==== Entries provided ====

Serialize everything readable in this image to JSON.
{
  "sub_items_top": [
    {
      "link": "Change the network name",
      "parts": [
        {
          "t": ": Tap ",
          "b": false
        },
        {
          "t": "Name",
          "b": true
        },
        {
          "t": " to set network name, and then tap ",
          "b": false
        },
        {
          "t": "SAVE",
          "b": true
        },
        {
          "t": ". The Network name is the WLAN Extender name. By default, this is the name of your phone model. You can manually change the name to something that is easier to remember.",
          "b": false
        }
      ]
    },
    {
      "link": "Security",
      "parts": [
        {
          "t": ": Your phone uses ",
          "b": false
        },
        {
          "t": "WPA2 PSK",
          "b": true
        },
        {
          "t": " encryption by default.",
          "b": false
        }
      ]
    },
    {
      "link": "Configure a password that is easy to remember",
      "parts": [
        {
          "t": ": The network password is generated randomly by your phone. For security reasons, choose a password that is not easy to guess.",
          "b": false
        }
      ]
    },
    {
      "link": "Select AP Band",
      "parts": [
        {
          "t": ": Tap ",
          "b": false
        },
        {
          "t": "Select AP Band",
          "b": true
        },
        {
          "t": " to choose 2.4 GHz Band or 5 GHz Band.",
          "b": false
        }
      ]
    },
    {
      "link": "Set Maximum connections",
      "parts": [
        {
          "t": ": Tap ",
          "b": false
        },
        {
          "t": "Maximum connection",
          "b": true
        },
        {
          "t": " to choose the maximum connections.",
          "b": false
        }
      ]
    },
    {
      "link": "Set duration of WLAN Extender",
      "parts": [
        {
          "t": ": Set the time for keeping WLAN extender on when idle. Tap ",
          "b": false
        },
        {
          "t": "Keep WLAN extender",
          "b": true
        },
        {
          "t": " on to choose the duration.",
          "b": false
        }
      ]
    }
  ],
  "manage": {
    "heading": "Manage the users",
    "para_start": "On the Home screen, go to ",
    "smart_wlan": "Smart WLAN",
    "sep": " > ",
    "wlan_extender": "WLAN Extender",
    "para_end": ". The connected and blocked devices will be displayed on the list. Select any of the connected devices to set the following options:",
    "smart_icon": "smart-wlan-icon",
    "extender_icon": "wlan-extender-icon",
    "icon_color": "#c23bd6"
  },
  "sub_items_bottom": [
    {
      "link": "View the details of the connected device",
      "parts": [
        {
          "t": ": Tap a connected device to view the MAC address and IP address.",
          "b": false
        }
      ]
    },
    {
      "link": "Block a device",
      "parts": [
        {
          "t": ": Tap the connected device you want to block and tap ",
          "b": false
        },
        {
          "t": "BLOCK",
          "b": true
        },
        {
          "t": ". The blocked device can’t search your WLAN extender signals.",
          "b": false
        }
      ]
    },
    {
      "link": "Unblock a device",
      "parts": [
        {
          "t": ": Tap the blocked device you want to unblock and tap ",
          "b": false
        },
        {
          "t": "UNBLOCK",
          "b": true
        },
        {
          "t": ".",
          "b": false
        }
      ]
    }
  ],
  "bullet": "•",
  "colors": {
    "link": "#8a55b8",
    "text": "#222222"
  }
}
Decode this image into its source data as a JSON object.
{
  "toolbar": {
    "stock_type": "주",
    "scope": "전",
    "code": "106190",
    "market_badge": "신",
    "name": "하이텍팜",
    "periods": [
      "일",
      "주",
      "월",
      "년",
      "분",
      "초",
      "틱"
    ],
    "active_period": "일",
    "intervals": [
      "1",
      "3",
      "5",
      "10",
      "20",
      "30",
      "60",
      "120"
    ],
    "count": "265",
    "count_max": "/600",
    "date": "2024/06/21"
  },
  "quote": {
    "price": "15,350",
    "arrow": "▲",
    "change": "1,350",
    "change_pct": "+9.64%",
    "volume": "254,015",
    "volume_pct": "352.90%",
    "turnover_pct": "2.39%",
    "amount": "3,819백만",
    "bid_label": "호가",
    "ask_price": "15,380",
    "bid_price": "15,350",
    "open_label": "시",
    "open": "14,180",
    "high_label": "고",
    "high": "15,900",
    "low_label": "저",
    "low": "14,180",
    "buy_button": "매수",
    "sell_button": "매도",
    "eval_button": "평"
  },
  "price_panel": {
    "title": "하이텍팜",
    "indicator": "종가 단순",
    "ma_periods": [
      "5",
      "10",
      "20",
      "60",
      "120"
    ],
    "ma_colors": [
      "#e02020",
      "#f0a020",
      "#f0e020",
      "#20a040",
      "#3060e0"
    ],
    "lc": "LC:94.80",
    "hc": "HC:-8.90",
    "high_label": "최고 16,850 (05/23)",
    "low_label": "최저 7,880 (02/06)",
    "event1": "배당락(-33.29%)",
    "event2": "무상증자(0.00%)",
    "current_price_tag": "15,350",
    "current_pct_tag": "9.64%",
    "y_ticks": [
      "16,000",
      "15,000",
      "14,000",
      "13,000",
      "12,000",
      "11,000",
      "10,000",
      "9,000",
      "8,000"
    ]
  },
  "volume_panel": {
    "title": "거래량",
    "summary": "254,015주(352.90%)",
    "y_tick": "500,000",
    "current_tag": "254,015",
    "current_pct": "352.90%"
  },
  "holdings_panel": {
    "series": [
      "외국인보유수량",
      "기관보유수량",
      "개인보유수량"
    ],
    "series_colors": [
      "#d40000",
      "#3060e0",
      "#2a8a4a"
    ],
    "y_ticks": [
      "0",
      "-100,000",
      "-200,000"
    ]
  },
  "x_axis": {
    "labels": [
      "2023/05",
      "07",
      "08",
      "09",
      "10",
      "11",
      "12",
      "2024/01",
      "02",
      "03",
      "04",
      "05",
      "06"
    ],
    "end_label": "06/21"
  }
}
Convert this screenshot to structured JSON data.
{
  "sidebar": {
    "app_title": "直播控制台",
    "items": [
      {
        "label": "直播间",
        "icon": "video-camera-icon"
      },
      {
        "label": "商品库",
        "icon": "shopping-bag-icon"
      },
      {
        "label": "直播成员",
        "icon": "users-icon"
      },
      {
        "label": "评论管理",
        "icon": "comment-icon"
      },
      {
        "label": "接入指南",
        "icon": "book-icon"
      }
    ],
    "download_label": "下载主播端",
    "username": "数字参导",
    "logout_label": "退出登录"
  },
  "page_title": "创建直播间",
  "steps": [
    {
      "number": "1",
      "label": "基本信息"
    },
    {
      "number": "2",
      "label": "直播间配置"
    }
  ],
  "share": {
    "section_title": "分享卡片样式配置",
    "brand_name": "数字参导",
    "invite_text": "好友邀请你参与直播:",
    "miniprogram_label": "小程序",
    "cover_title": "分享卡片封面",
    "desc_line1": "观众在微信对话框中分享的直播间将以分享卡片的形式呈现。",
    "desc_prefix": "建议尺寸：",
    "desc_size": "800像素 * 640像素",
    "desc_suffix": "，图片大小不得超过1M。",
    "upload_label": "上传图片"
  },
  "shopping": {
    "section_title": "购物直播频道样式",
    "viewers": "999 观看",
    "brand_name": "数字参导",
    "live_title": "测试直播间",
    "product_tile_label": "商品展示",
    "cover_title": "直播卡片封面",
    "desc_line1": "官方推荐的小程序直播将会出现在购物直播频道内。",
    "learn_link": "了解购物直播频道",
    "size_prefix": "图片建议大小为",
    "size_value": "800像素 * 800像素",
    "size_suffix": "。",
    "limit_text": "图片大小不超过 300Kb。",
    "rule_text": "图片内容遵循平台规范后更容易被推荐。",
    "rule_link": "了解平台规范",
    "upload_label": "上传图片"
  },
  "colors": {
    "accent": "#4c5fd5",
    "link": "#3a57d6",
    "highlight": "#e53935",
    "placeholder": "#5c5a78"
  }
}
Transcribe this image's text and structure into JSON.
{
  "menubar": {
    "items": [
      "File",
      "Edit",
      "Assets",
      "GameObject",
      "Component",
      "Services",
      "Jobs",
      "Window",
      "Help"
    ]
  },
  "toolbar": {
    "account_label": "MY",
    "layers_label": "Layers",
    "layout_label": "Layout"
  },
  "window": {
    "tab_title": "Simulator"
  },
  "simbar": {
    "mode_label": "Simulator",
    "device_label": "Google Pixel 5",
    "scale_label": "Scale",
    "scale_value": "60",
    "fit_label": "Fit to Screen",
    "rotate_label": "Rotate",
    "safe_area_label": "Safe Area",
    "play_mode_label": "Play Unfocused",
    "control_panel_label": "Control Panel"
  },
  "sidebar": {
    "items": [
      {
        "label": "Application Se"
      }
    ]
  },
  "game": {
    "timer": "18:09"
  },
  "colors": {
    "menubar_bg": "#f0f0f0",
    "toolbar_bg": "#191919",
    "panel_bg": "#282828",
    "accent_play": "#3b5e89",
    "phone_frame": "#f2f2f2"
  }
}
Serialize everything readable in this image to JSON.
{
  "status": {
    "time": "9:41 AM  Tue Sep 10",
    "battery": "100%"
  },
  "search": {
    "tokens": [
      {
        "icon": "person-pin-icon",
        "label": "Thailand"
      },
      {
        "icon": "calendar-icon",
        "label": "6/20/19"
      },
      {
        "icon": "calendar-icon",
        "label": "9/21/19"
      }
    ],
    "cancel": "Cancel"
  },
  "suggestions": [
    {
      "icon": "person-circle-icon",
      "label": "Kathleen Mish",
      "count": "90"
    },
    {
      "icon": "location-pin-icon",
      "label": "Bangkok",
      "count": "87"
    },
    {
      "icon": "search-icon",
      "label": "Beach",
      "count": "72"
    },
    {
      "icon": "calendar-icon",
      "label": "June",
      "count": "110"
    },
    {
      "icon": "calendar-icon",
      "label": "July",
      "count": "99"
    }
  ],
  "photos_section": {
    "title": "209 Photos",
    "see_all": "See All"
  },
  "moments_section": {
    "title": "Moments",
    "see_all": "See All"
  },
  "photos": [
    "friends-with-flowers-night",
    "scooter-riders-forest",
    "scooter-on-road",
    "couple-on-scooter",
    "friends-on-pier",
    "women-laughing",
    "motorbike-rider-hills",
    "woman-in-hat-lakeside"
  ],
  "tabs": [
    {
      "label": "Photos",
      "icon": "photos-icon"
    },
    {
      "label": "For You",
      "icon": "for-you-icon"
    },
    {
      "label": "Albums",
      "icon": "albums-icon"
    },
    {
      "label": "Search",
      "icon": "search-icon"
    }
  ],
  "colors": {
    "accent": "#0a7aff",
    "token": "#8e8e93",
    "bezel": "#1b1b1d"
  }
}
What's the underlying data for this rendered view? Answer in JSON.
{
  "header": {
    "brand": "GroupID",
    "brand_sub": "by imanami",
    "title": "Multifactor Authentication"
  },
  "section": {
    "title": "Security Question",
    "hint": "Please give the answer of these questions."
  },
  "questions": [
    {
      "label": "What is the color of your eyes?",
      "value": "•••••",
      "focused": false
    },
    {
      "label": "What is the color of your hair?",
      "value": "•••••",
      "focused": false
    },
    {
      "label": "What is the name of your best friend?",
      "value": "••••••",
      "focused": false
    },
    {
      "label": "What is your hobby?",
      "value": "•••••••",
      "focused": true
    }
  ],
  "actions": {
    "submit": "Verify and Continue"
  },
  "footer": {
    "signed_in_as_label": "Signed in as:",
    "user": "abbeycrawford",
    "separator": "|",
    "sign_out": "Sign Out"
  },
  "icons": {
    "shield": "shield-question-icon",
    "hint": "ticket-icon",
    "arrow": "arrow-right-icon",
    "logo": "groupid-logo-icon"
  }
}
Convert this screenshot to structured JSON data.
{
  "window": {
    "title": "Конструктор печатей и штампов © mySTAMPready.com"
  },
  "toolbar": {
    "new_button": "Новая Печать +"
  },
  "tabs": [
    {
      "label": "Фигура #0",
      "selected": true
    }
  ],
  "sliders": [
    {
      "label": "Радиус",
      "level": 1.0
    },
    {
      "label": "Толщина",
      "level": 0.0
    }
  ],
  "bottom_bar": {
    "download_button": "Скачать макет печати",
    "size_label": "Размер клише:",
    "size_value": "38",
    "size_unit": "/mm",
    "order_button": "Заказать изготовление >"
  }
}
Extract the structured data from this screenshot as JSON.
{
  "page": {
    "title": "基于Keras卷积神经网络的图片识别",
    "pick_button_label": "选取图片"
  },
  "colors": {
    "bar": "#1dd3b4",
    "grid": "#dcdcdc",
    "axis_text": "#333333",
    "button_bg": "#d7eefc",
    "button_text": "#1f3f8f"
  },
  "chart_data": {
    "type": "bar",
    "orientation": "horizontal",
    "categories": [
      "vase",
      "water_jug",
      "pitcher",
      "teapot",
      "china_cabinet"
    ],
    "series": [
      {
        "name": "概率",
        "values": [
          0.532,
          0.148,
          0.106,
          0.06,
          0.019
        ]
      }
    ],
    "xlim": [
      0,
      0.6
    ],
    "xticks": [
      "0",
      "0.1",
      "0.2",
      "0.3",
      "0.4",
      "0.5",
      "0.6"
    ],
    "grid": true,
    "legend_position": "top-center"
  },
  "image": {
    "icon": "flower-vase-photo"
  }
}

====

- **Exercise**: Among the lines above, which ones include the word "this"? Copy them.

- **Task response**:
Serialize everything readable in this image to JSON.
          "t": ". The Network name is the WLAN Extender name. By default, this is the name of your phone model. You can manually change the name to something that is easier to remember.",
Decode this image into its source data as a JSON object.
Convert this screenshot to structured JSON data.
Transcribe this image's text and structure into JSON.
Serialize everything readable in this image to JSON.
What's the underlying data for this rendered view? Answer in JSON.
Convert this screenshot to structured JSON data.
Extract the structured data from this screenshot as JSON.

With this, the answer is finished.